Nowadays, we know better. The National Institute of Neurological Disorders and Stroke notes, “The theory that parental practices are responsible for ASD has long been disproved.”xi But, it is worth remembering this history to highlight how pervasive mother-blaming has been in the past. Now, sadly, explicit mother-blaming has shifted to implicit mother-blaming. The latter is less likely to be challenged as misogynist, but continues to identify women’s actions as potential causes for ASD.

There’s an argument to be made that the focus on vaccines, ultrasounds, diet, emotions, etc. isn’t reallyabout blaming women, and that those things may apply equally to fathers. But, in reality, persistent stereotypes about women and care-giving still exist; just look at advertising to see which parent is still expected to be responsible for care-giving and decision-making. (After all, “choosy moms choose Jif!”) ASD blame theories tend not to focus on more stereotypically male/paternal activities.
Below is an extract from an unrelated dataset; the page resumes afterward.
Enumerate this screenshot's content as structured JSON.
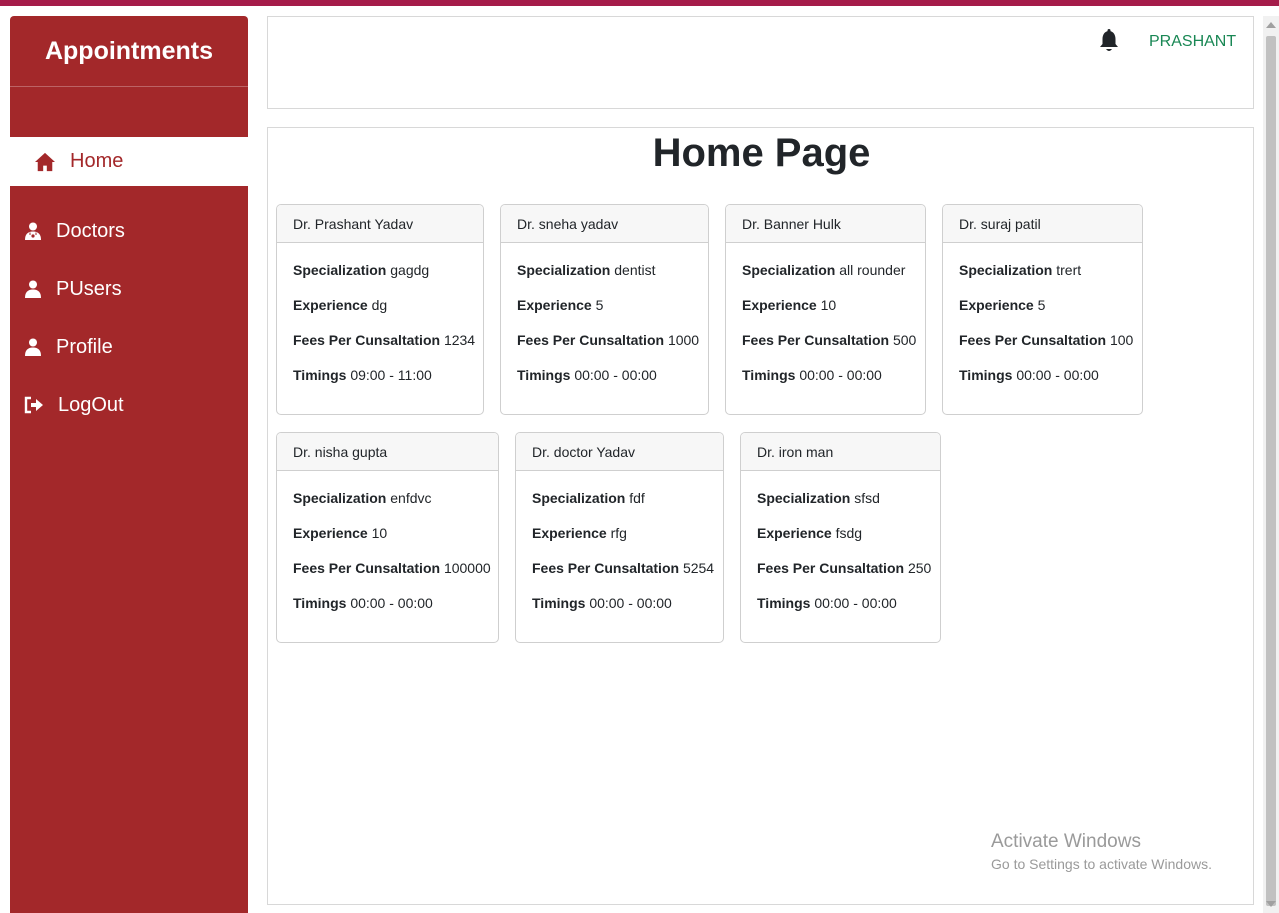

While an occasional story may suggest that a father’s age might contribute to ASD, it is extremely unusual for the condition to be ascribed to dads’ actions, like focusing on their careers or being less emotionally engaged with their children.

A stark example of explicit women-blaming is a 2011 article in the Daily Mail, which asked: “Is the changing role of women in our society behind the rise in autism in the past 30 years?xii The article explored the notion that “when people with strongly ‘systemising’ personalities — the sort of people who become engineers, surgeons, computer experts and who shine in some aspects of business — marry each other and produce children, the effects of this kind of ‘male brain’ are genetically magnified, increasing the chances of producing an autistic child — a child with…an ‘extreme male brain’.” The article posited that such successful parents may be more likely to have a child with ASD, but focused exclusively onmother’s roles. (It goes without saying, there’s a lack of substantial evidence for this theory.)

The London Feminist neatly skewers the “professional women cause autism” argument’s sexism: “There are two implications: one is that women are ‘becoming’ male-brained as a result of widened opportunities, as though clever women didn’t always exist, and the second is that if we had a shred of humanity we’d sacrifice our careers for the good of our unborn children lest they get the autism cooties. Pah.”xiii

ASD is a challenging condition and it’s natural to seek a specific cause for it. Unfortunately, the attention paid to the mother-linked “causes” simply allows public focus and media attention to focus on decisions about vaccination, diet, and ultrasounds — rather than on the much-needed work to effectively support individuals with ASD across their lifespan.

As one writer on ASD’s history concluded: “Blame is no substitute for genuine understanding of the causes (no doubt more than one) of autism. However gratifying it may be to point the finger, such actions do not reveal solutions that can help children and families. We can hope for and work on improved communication to replace blaming, but it may be that if we don’t understand the history of this problem, we will be condemned to repeat it.”xiv

 

This article was written by: Rachel Walden


References.

https://www.ninds.nih.gov/Disorders/Patient-Caregiver-Education/Fact-Sheets/Autism-Spectrum-Disorder-Fact-Sheet